According to John Key it was all just innocent “horsing around“. It wasn’t, of course – as John Armstrong in the New Zealand Herald understands. And Key knew that too. All his protests to the contrary amount to him pulling our collective … Continue reading

Posted in Democracy, Human Nature, National Identity, New Zealand Politics, Political Polls, Political Psychology | Tagged , , , , | 17 Comments

Seven Sharp, Campbell Live and TV Ratings – The ‘Nudge’ Factor

University of Chicago economist Richard Thaler and Harvard Law Professor Cass Sunstein  wrote a generally well-received book in 2008 called ‘Nudge: Improving Decisions about Health, Wealth, and Happiness‘. It was an accessible assemblage of very well known work in psychology … Continue reading
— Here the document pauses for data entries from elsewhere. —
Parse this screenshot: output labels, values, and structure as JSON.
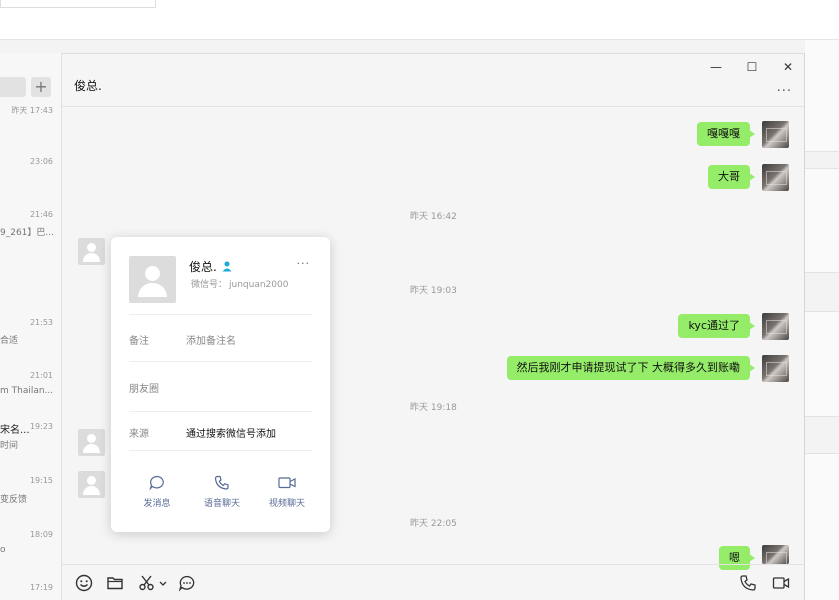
{
  "chat_list": {
    "add_label": "+",
    "items": [
      {
        "time": "昨天 17:43"
      },
      {
        "time": "23:06"
      },
      {
        "time": "21:46",
        "preview": "9_261】巴..."
      },
      {
        "time": "21:53",
        "preview": "合适"
      },
      {
        "time": "21:01",
        "preview": "m Thailan..."
      },
      {
        "time": "19:23",
        "name": "宋名...",
        "preview": "时间"
      },
      {
        "time": "19:15",
        "preview": "变反馈"
      },
      {
        "time": "18:09",
        "preview": "o"
      },
      {
        "time": "17:19"
      }
    ]
  },
  "chat": {
    "title": "俊总.",
    "more_label": "···",
    "window_controls": {
      "minimize": "—",
      "maximize": "☐",
      "close": "✕"
    },
    "messages": {
      "m1": "嘎嘎嘎",
      "m2": "大哥",
      "ts1": "昨天 16:42",
      "ts2": "昨天 19:03",
      "m3": "kyc通过了",
      "m4": "然后我刚才申请提现试了下 大概得多久到账嘞",
      "ts3": "昨天 19:18",
      "ts4": "昨天 22:05",
      "m5": "嗯"
    }
  },
  "profile": {
    "name": "俊总.",
    "more": "···",
    "wxid_label": "微信号：",
    "wxid": "junquan2000",
    "remark_label": "备注",
    "remark_placeholder": "添加备注名",
    "moments_label": "朋友圈",
    "source_label": "来源",
    "source_value": "通过搜索微信号添加",
    "actions": {
      "message": "发消息",
      "voice": "语音聊天",
      "video": "视频聊天"
    }
  },
  "colors": {
    "bubble": "#95ec69",
    "link": "#576b95",
    "gender_male": "#1aabd9"
  }
}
Posted in Economics, Free Market, Human Nature, Political Psychology | Tagged , , , | 5 Comments